Assigned task:
Go through the lines below one by one and count those holding the string "Monitoring". Give the count alone.

Dataset extract:
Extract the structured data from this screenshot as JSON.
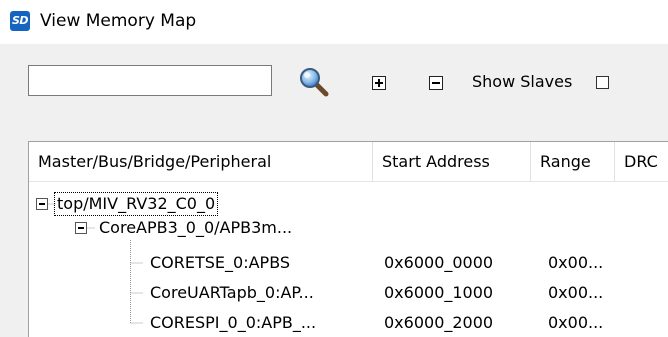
{
  "window": {
    "title": "View Memory Map",
    "app_icon_text": "SD"
  },
  "toolbar": {
    "search_value": "",
    "search_icon": "magnifier-icon",
    "expand_icon": "plus-box-icon",
    "collapse_icon": "minus-box-icon",
    "show_slaves_label": "Show Slaves",
    "show_slaves_checked": false
  },
  "columns": [
    "Master/Bus/Bridge/Peripheral",
    "Start Address",
    "Range",
    "DRC"
  ],
  "tree": {
    "root": {
      "label": "top/MIV_RV32_C0_0",
      "expanded": true
    },
    "bus": {
      "label": "CoreAPB3_0_0/APB3m...",
      "expanded": true
    },
    "peripherals": [
      {
        "label": "CORETSE_0:APBS",
        "start": "0x6000_0000",
        "range": "0x00..."
      },
      {
        "label": "CoreUARTapb_0:AP...",
        "start": "0x6000_1000",
        "range": "0x00..."
      },
      {
        "label": "CORESPI_0_0:APB_...",
        "start": "0x6000_2000",
        "range": "0x00..."
      }
    ]
  }
}
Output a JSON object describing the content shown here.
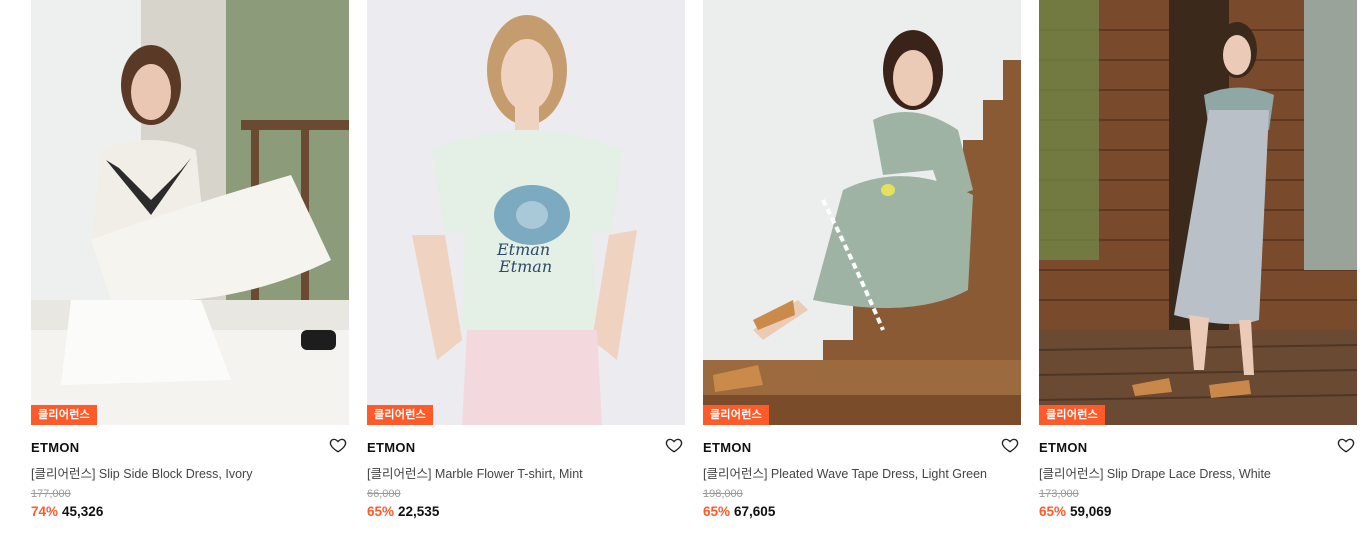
{
  "products": [
    {
      "badge": "클리어런스",
      "brand": "ETMON",
      "name": "[클리어런스] Slip Side Block Dress, Ivory",
      "original_price": "177,000",
      "discount": "74%",
      "price": "45,326",
      "photo": "model-in-ivory-dress-by-window",
      "colors": {
        "bg": "#c9c6bd",
        "garment": "#f1eee8",
        "accent": "#2b2b2b"
      }
    },
    {
      "badge": "클리어런스",
      "brand": "ETMON",
      "name": "[클리어런스] Marble Flower T-shirt, Mint",
      "original_price": "66,000",
      "discount": "65%",
      "price": "22,535",
      "photo": "model-in-mint-tshirt",
      "colors": {
        "bg": "#ecebef",
        "garment": "#e4f0e6",
        "accent": "#6a9db8"
      }
    },
    {
      "badge": "클리어런스",
      "brand": "ETMON",
      "name": "[클리어런스] Pleated Wave Tape Dress, Light Green",
      "original_price": "198,000",
      "discount": "65%",
      "price": "67,605",
      "photo": "model-on-wooden-stairs",
      "colors": {
        "bg": "#8a5a34",
        "garment": "#9fb3a5",
        "accent": "#c98a4a"
      }
    },
    {
      "badge": "클리어런스",
      "brand": "ETMON",
      "name": "[클리어런스] Slip Drape Lace Dress, White",
      "original_price": "173,000",
      "discount": "65%",
      "price": "59,069",
      "photo": "model-by-wooden-cabin",
      "colors": {
        "bg": "#7a4a2c",
        "garment": "#b9c0c8",
        "accent": "#3b2a1c"
      }
    }
  ],
  "theme": {
    "accent": "#ff5a2a",
    "text": "#111111",
    "muted": "#9a9a9a"
  }
}
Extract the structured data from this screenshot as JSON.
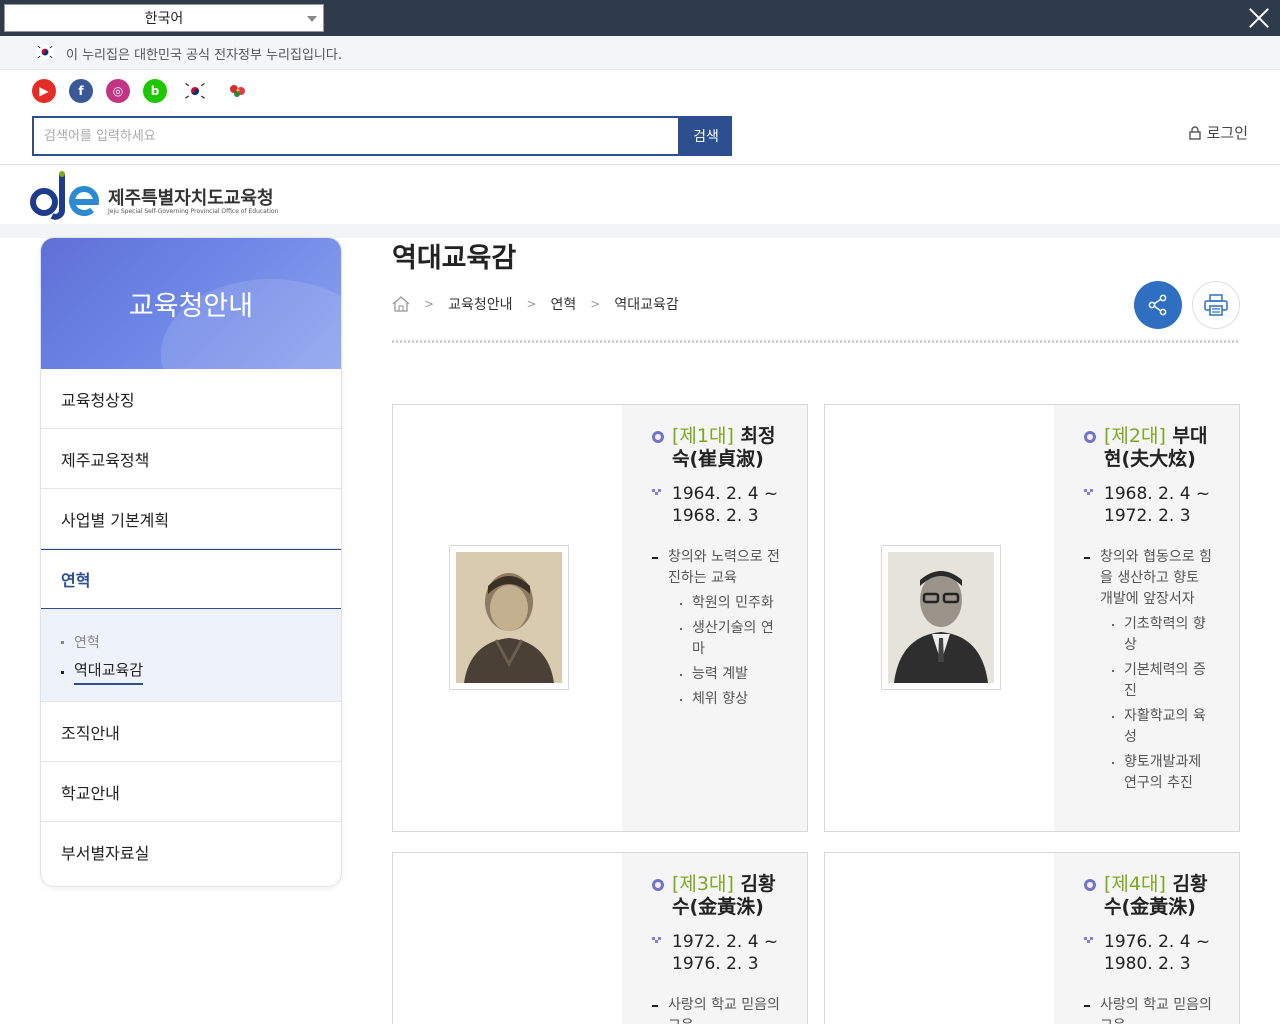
{
  "lang": {
    "selected": "한국어"
  },
  "gov_notice": "이 누리집은 대한민국 공식 전자정부 누리집입니다.",
  "sns": [
    {
      "name": "youtube",
      "glyph": "▶"
    },
    {
      "name": "facebook",
      "glyph": "f"
    },
    {
      "name": "instagram",
      "glyph": "◎"
    },
    {
      "name": "blog",
      "glyph": "b"
    }
  ],
  "search": {
    "placeholder": "검색어를 입력하세요",
    "button": "검색"
  },
  "login": "로그인",
  "logo": {
    "name": "제주특별자치도교육청",
    "eng": "Jeju Special Self-Governing Provincial Office of Education"
  },
  "lnb": {
    "title": "교육청안내",
    "items": [
      {
        "label": "교육청상징"
      },
      {
        "label": "제주교육정책"
      },
      {
        "label": "사업별 기본계획"
      },
      {
        "label": "연혁"
      },
      {
        "label": "조직안내"
      },
      {
        "label": "학교안내"
      },
      {
        "label": "부서별자료실"
      }
    ],
    "sub": [
      {
        "label": "연혁"
      },
      {
        "label": "역대교육감"
      }
    ]
  },
  "page": {
    "title": "역대교육감",
    "breadcrumb": [
      "교육청안내",
      "연혁",
      "역대교육감"
    ]
  },
  "cards": [
    {
      "gen": "[제1대]",
      "name": "최정숙(崔貞淑)",
      "period1": "1964. 2. 4 ~",
      "period2": "1968. 2. 3",
      "motto": "창의와 노력으로 전진하는 교육",
      "points": [
        "학원의 민주화",
        "생산기술의 연마",
        "능력 계발",
        "체위 향상"
      ]
    },
    {
      "gen": "[제2대]",
      "name": "부대현(夫大炫)",
      "period1": "1968. 2. 4 ~",
      "period2": "1972. 2. 3",
      "motto": "창의와 협동으로 힘을 생산하고 향토 개발에 앞장서자",
      "points": [
        "기초학력의 향상",
        "기본체력의 증진",
        "자활학교의 육성",
        "향토개발과제 연구의 추진"
      ]
    },
    {
      "gen": "[제3대]",
      "name": "김황수(金黃洙)",
      "period1": "1972. 2. 4 ~",
      "period2": "1976. 2. 3",
      "motto": "사랑의 학교 믿음의 교육",
      "points": []
    },
    {
      "gen": "[제4대]",
      "name": "김황수(金黃洙)",
      "period1": "1976. 2. 4 ~",
      "period2": "1980. 2. 3",
      "motto": "사랑의 학교 믿음의 교육",
      "points": []
    }
  ]
}
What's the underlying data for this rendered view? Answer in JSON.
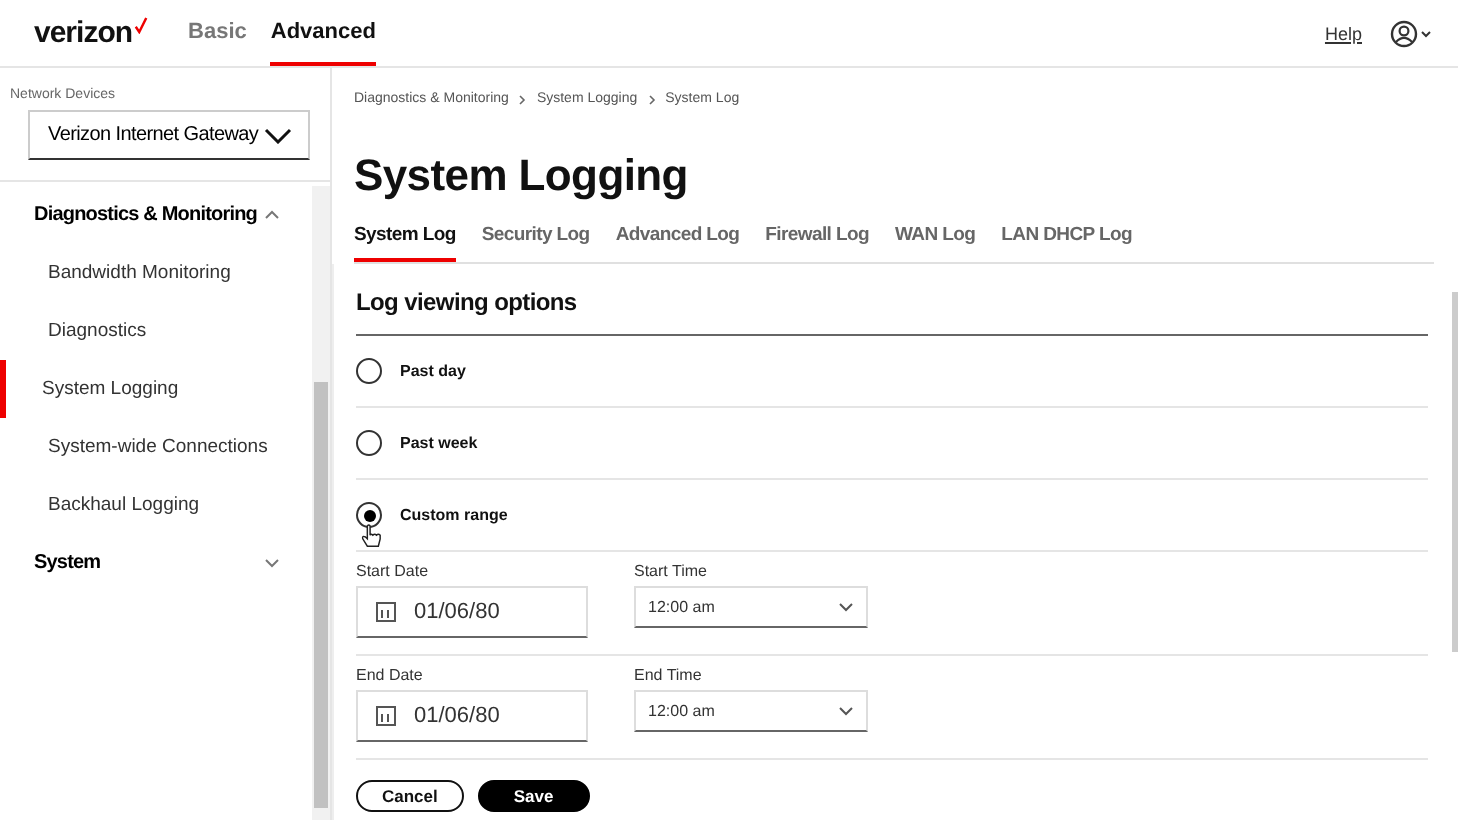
{
  "header": {
    "logo": "verizon",
    "modes": [
      {
        "label": "Basic",
        "selected": false
      },
      {
        "label": "Advanced",
        "selected": true
      }
    ],
    "help": "Help"
  },
  "sidebar": {
    "devices_label": "Network Devices",
    "device": "Verizon Internet Gateway",
    "sections": [
      {
        "label": "Diagnostics & Monitoring",
        "expanded": true,
        "items": [
          {
            "label": "Bandwidth Monitoring",
            "selected": false
          },
          {
            "label": "Diagnostics",
            "selected": false
          },
          {
            "label": "System Logging",
            "selected": true
          },
          {
            "label": "System-wide Connections",
            "selected": false
          },
          {
            "label": "Backhaul Logging",
            "selected": false
          }
        ]
      },
      {
        "label": "System",
        "expanded": false
      }
    ]
  },
  "breadcrumb": [
    "Diagnostics & Monitoring",
    "System Logging",
    "System Log"
  ],
  "title": "System Logging",
  "tabs": [
    {
      "label": "System Log",
      "selected": true
    },
    {
      "label": "Security Log",
      "selected": false
    },
    {
      "label": "Advanced Log",
      "selected": false
    },
    {
      "label": "Firewall Log",
      "selected": false
    },
    {
      "label": "WAN Log",
      "selected": false
    },
    {
      "label": "LAN DHCP Log",
      "selected": false
    }
  ],
  "section_title": "Log viewing options",
  "options": [
    {
      "label": "Past day",
      "selected": false
    },
    {
      "label": "Past week",
      "selected": false
    },
    {
      "label": "Custom range",
      "selected": true
    }
  ],
  "ranges": [
    {
      "date_label": "Start Date",
      "date": "01/06/80",
      "time_label": "Start Time",
      "time": "12:00 am"
    },
    {
      "date_label": "End Date",
      "date": "01/06/80",
      "time_label": "End Time",
      "time": "12:00 am"
    }
  ],
  "buttons": {
    "cancel": "Cancel",
    "save": "Save"
  }
}
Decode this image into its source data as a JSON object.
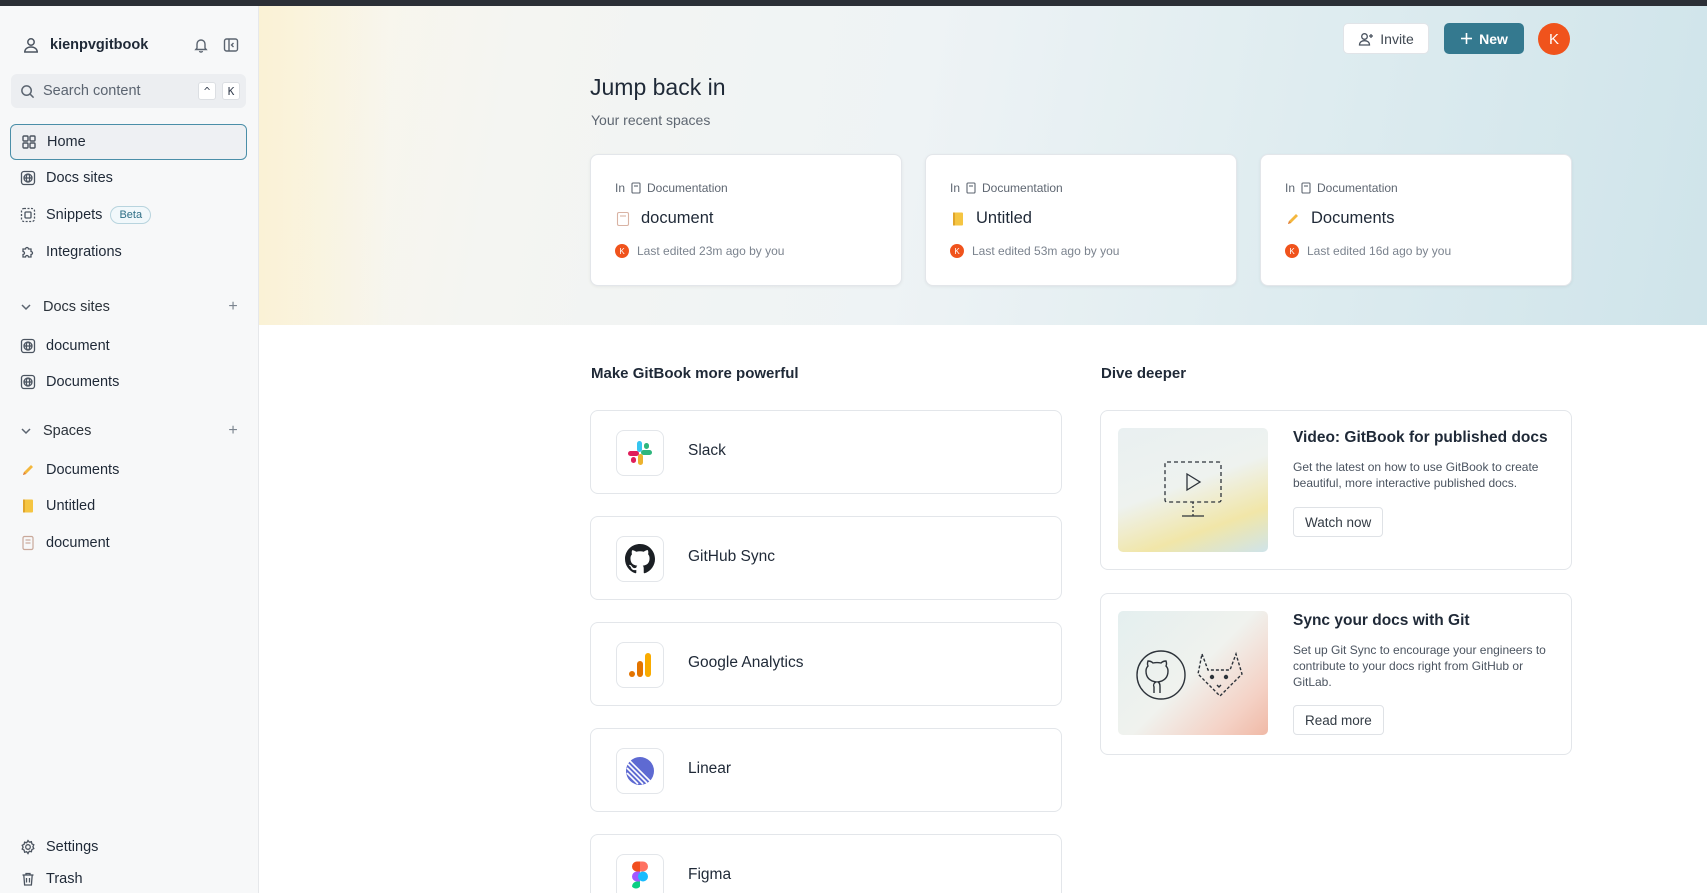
{
  "sidebar": {
    "org_name": "kienpvgitbook",
    "search": {
      "placeholder": "Search content",
      "shortcut_1": "^",
      "shortcut_2": "K"
    },
    "nav": [
      {
        "label": "Home",
        "icon": "grid-icon"
      },
      {
        "label": "Docs sites",
        "icon": "globe-icon"
      },
      {
        "label": "Snippets",
        "icon": "snippet-icon",
        "badge": "Beta"
      },
      {
        "label": "Integrations",
        "icon": "puzzle-icon"
      }
    ],
    "docs_sites": {
      "header": "Docs sites",
      "items": [
        {
          "label": "document"
        },
        {
          "label": "Documents"
        }
      ]
    },
    "spaces": {
      "header": "Spaces",
      "items": [
        {
          "label": "Documents"
        },
        {
          "label": "Untitled"
        },
        {
          "label": "document"
        }
      ]
    },
    "footer": [
      {
        "label": "Settings"
      },
      {
        "label": "Trash"
      }
    ]
  },
  "header": {
    "invite_label": "Invite",
    "new_label": "New",
    "avatar_initial": "K",
    "accent": "#34798f",
    "avatar_color": "#f0531c"
  },
  "jump_back": {
    "title": "Jump back in",
    "subtitle": "Your recent spaces",
    "cards": [
      {
        "in_label": "In",
        "collection": "Documentation",
        "title": "document",
        "avatar": "K",
        "meta": "Last edited 23m ago by you"
      },
      {
        "in_label": "In",
        "collection": "Documentation",
        "title": "Untitled",
        "avatar": "K",
        "meta": "Last edited 53m ago by you"
      },
      {
        "in_label": "In",
        "collection": "Documentation",
        "title": "Documents",
        "avatar": "K",
        "meta": "Last edited 16d ago by you"
      }
    ]
  },
  "integrations": {
    "title": "Make GitBook more powerful",
    "items": [
      {
        "name": "Slack"
      },
      {
        "name": "GitHub Sync"
      },
      {
        "name": "Google Analytics"
      },
      {
        "name": "Linear"
      },
      {
        "name": "Figma"
      }
    ]
  },
  "dive": {
    "title": "Dive deeper",
    "cards": [
      {
        "title": "Video: GitBook for published docs",
        "desc": "Get the latest on how to use GitBook to create beautiful, more interactive published docs.",
        "button": "Watch now"
      },
      {
        "title": "Sync your docs with Git",
        "desc": "Set up Git Sync to encourage your engineers to contribute to your docs right from GitHub or GitLab.",
        "button": "Read more"
      }
    ]
  }
}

Answer box:
3